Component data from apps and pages
═══
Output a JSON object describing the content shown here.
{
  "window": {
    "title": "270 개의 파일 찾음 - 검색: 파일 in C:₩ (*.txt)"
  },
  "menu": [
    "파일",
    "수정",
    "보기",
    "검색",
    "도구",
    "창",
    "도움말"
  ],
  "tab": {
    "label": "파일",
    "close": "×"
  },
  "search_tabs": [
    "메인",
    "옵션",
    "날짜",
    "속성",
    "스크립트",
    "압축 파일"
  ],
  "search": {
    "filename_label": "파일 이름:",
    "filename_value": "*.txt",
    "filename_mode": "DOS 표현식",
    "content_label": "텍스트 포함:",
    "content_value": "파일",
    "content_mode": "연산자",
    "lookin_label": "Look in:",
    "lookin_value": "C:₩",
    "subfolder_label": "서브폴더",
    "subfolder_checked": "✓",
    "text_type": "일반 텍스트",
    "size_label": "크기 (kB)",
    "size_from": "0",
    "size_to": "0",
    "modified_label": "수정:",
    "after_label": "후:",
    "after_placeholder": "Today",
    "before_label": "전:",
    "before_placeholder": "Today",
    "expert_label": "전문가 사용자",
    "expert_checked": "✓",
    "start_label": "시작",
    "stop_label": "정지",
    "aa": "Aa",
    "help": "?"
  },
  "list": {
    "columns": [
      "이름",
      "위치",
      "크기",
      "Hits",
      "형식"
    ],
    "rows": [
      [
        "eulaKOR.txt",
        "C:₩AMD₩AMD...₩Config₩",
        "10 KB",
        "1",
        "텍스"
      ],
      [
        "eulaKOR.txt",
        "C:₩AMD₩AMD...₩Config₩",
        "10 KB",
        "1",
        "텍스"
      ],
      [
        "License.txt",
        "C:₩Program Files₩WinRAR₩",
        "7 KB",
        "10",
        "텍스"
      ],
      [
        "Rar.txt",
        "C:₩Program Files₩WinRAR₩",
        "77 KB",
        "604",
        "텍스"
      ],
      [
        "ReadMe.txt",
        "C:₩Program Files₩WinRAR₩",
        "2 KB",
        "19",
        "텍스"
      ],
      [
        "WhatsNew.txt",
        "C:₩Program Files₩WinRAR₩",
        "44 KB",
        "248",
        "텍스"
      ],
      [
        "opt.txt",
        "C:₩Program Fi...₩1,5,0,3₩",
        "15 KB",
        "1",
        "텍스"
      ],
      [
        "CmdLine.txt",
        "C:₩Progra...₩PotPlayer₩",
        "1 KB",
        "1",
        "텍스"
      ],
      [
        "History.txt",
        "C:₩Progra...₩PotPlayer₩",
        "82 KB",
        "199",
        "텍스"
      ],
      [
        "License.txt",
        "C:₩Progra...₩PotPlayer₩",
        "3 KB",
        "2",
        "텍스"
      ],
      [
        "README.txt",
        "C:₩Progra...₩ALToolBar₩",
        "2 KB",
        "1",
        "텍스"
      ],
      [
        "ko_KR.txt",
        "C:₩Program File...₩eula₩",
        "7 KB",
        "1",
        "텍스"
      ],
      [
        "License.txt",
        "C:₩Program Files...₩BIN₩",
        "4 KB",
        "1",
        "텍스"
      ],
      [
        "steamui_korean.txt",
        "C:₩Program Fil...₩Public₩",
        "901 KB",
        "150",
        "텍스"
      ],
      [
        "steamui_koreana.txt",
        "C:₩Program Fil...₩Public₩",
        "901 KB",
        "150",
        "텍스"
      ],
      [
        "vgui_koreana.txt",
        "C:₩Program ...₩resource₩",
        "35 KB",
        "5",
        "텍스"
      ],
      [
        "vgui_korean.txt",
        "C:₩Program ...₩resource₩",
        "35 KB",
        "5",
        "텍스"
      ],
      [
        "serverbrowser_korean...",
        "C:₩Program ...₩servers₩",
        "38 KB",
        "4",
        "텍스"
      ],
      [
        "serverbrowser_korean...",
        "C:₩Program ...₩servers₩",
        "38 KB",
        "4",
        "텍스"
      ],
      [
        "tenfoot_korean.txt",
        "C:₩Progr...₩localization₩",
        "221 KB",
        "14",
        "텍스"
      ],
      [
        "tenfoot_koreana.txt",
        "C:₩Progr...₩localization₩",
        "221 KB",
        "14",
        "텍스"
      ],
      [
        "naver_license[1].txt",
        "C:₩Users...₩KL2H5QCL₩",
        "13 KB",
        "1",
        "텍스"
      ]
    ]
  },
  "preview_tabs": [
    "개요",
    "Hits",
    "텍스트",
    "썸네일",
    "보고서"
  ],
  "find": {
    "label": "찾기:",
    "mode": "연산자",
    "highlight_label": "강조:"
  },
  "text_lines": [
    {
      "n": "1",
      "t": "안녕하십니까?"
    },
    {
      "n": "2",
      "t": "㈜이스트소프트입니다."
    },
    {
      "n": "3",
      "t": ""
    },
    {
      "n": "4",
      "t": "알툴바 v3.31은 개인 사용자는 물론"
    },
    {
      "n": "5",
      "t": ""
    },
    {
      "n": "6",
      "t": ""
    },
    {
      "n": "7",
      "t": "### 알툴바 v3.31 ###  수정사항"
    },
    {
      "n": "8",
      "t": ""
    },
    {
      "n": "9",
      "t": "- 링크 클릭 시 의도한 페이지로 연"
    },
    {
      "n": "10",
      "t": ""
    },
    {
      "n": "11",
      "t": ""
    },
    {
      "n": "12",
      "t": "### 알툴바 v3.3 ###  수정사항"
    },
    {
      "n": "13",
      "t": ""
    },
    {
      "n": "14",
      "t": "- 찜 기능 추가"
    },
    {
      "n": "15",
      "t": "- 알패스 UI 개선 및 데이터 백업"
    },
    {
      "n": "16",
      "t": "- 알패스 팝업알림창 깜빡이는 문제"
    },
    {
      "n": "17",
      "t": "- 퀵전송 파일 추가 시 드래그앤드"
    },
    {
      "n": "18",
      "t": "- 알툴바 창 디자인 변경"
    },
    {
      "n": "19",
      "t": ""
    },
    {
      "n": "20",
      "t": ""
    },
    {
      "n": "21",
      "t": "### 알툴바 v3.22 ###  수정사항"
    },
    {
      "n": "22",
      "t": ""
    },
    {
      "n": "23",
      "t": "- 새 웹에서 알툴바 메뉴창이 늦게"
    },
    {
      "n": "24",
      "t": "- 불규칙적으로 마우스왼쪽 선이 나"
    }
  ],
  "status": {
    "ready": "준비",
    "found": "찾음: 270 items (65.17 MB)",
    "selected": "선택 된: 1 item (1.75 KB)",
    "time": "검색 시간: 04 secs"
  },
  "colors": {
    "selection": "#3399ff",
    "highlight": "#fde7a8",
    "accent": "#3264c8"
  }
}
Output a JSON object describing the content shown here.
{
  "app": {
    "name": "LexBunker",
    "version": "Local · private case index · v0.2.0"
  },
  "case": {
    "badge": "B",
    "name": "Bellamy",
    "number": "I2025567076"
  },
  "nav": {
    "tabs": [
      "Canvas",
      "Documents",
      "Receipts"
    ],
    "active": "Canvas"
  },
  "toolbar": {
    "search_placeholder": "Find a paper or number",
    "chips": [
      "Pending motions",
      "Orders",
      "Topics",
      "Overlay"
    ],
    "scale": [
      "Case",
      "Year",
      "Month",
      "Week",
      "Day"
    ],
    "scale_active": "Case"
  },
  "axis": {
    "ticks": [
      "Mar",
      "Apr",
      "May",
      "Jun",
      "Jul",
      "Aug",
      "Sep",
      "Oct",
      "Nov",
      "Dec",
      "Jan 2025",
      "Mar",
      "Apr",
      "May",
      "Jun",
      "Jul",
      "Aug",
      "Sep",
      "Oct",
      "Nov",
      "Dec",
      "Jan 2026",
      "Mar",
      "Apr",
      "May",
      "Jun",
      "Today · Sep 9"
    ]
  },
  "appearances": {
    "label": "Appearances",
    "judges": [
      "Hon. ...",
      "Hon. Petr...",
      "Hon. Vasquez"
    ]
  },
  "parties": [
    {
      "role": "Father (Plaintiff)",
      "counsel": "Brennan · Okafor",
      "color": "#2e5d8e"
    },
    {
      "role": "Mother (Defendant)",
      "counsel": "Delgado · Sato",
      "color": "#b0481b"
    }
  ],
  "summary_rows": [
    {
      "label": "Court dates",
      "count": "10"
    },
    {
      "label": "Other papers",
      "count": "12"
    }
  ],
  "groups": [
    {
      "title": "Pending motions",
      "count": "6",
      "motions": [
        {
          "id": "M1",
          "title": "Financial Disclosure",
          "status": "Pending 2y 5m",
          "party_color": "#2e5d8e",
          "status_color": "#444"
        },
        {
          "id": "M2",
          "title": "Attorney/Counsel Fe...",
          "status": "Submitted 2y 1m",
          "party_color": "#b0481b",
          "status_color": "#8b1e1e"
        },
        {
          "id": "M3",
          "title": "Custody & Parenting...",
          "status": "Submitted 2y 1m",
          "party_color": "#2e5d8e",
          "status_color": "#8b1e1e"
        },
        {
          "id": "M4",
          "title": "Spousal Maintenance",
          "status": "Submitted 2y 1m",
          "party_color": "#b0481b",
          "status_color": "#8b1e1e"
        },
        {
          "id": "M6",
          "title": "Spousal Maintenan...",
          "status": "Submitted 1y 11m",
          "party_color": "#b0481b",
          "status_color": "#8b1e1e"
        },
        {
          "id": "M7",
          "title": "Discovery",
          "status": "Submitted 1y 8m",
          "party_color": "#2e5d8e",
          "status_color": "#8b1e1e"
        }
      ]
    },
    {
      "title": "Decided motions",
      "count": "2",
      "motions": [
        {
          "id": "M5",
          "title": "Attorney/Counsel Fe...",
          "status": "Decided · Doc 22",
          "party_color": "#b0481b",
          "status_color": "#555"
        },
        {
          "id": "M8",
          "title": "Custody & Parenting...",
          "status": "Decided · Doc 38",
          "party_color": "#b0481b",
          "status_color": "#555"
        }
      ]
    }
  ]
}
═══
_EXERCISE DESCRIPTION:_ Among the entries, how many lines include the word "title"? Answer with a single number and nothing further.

_ANSWER TO THIS PROBLEM:_ 11